- Exercise -
Which of the lines below include "screenshot"? Each one should be copied out.

[Website and app data records]
'''
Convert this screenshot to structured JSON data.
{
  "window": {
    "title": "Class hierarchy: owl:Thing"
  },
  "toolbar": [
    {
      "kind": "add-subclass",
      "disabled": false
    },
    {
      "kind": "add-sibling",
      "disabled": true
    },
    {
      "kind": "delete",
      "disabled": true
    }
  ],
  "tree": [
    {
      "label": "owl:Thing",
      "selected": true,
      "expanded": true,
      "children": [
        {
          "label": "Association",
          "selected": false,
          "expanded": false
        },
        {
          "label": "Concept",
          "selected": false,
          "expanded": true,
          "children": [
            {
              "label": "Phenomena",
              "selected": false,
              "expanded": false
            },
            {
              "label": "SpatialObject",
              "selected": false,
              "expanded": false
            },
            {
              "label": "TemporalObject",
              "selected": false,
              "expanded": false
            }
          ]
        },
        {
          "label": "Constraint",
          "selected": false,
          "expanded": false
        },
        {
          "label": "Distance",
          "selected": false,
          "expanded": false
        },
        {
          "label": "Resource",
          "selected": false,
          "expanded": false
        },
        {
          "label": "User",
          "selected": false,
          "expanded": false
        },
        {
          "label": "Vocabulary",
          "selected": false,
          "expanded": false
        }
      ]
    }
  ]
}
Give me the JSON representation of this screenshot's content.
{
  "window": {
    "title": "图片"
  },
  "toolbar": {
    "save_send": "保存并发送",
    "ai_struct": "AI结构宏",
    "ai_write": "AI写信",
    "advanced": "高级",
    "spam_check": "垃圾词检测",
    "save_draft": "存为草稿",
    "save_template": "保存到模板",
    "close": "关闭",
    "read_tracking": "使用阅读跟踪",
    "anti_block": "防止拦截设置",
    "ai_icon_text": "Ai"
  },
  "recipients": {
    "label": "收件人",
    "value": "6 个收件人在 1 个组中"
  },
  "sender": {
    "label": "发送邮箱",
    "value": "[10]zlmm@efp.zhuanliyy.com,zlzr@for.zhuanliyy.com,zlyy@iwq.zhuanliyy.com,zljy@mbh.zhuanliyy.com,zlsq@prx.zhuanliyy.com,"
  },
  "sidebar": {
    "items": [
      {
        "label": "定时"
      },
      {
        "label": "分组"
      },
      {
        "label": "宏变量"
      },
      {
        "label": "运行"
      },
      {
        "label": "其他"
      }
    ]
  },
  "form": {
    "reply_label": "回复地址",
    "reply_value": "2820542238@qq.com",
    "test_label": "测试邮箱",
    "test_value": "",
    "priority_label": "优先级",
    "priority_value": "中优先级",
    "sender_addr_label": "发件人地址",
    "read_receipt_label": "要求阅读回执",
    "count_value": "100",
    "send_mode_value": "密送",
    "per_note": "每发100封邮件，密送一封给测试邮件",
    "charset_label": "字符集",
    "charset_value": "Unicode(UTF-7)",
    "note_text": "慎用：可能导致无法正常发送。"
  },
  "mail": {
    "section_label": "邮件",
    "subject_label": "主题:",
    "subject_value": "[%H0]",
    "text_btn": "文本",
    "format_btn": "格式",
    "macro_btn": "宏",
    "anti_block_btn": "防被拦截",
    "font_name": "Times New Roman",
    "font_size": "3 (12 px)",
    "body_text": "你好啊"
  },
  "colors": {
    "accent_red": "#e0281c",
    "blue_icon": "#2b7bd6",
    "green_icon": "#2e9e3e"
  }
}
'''
- Exercise answer -
Convert this screenshot to structured JSON data.
Give me the JSON representation of this screenshot's content.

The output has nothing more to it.